  • "Mining secures the bitcoin system and enables the emergence of network-wide consensus without a central authority." (213)
  • "The reward of newly minted coins and transaction fees is an incentive scheme that aligns the actions of miners with the security of the network while simultaneously implementing the monetary supply." (213)
  • "Consensus is an emergent artifact of the asynchronous interaction of thousands of independent nodes." (217)
  • The first transaction in each block is the coinbase transaction that rewards the miner and creates new bitcoin
  • Mining is the process of hashing the block header repeatedly, changing the nonce, until the resulting hash meets the difficulty target
  • The difficulty is adjusted every 2,016 blocks
  • When multiple forks of the blockchain exist, mining nodes "vote" with their computing power by choosing which chain to extend by mining the next block
    • Bitcoin's block interval of 10 minutes is a compromise between fast confirmation and settlement times vs higher probability of forks

Chapter 11: Bitcoin Security

Summary: "You’ve probably heard the expression, "Possession is nine-tenths of the law." Well, in bitcoin, possession is ten-tenths of the law." (269)
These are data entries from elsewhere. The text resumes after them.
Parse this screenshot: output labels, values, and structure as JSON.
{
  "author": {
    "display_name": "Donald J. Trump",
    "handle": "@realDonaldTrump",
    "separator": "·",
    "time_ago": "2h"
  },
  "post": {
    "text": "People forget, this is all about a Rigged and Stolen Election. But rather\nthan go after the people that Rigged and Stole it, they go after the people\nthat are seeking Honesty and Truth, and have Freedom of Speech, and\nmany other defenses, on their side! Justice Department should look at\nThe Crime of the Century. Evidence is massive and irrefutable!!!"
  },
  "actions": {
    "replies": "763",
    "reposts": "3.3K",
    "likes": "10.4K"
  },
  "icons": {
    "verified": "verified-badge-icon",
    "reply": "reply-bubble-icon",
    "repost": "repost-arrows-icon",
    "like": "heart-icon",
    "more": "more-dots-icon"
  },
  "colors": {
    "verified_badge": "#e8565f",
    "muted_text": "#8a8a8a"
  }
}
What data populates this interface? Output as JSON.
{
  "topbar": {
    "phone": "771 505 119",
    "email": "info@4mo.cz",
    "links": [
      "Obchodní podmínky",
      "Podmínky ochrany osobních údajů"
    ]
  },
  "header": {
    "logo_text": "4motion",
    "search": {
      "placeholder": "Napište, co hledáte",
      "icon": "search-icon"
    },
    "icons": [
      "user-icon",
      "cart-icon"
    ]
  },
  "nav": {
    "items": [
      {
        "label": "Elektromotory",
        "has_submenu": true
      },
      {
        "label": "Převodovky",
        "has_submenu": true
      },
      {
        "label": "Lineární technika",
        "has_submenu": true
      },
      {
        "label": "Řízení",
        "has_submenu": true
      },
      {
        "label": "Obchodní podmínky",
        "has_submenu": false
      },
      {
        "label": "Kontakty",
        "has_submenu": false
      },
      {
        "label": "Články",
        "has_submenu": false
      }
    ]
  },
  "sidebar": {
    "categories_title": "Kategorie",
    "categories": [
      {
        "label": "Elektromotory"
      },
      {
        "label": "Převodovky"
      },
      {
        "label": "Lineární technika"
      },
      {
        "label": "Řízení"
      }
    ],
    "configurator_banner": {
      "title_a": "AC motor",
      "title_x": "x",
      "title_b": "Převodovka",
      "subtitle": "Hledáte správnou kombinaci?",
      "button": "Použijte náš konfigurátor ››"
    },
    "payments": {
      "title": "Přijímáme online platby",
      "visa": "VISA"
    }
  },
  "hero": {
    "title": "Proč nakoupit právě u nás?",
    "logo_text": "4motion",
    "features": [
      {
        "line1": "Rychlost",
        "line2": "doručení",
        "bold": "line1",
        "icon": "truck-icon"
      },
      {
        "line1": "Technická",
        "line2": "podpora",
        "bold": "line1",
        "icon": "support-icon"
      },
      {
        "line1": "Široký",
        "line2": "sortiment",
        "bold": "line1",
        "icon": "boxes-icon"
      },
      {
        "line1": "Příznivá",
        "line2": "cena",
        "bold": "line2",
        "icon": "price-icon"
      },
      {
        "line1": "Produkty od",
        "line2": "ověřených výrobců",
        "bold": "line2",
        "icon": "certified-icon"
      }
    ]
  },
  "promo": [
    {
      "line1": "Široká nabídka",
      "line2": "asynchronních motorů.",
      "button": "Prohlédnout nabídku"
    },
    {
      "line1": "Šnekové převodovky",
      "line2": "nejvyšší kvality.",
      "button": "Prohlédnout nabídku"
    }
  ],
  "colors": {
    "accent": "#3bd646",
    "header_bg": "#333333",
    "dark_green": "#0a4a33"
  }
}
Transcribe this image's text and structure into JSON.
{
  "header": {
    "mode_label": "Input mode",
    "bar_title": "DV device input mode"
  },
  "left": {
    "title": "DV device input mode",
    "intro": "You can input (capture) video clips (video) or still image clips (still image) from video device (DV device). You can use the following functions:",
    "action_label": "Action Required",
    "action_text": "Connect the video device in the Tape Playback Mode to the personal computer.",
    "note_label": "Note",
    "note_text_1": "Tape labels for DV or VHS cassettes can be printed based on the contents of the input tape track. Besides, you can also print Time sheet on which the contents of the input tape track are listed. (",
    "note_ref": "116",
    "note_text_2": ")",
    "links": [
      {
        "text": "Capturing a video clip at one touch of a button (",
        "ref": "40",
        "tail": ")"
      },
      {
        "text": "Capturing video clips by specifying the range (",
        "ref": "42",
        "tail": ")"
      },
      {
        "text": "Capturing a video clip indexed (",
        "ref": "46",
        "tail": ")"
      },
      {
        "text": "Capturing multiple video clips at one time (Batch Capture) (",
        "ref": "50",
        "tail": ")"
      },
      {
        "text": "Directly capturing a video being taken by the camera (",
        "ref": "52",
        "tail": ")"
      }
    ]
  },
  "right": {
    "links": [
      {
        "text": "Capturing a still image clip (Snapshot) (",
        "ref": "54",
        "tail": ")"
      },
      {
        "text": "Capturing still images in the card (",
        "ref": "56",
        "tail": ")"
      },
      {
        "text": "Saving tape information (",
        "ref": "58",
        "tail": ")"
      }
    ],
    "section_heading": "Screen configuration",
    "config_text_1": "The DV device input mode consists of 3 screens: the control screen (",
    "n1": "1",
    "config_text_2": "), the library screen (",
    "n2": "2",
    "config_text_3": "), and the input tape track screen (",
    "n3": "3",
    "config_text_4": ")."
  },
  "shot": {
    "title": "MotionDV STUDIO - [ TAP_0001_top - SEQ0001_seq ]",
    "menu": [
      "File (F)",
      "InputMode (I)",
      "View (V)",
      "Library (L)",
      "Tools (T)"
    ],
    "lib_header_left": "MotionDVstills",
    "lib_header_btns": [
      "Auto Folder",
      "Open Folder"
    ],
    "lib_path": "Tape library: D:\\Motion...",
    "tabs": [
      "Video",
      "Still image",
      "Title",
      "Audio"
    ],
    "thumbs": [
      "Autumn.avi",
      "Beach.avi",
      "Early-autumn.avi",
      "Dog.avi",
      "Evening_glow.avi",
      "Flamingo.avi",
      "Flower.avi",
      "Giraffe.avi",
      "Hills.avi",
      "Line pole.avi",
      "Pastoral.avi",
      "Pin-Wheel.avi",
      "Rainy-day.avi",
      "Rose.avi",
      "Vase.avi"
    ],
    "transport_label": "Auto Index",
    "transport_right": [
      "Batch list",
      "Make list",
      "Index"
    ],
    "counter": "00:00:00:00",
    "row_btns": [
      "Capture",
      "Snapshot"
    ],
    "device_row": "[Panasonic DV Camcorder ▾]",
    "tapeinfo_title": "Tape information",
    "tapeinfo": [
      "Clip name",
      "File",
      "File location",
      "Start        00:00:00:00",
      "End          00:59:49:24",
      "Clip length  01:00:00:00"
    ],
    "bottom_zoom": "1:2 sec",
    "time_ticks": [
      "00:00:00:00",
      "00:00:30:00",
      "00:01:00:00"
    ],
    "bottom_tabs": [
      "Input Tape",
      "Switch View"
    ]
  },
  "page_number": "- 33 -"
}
  • The core principle in bitcoin is decentralization
  • "Bitcoin’s decentralized security model puts a lot of power in the hands of the users. With that power comes responsibility for maintaining the secrecy of the keys." (270)
  • "To take advantage of bitcoin’s unique decentralized security model, you have to avoid the temptation of centralized architectures that might feel familiar but ultimately subvert bitcoin’s security." (271)
  • "I personally keep the vast majority of my bitcoin (99% or more) stored on paper wallets, encrypted with BIP-38, with multiple copies locked in safes." (273)
  • Practice diversification in your bitcoin storage

Chapter 12: Blockchain Applications

Summary: An overview of some applications that can be built on top of bitcoin.

  • "Colored coins" are certificates of ownership
  • Payment channels are a trustless mechanisms for exchanging bitcoin transactions outside of the blockchain (i.e. Lightning)
  • Has Time Lock Contract (HTLC) allows parties to commit funds to a redeemable secret with an expiration
  • The Lightning Network allows for payments between parties who do not share a payment channel using intermediaries

The Bitcoin Whitepaper by Satoshi Nakamoto

Topic: Bitcoin



file:(2022-12-08-Mastering Bitcoin)

Created: 2022-03-22-Tue
Updated: 2022-12-12-Mon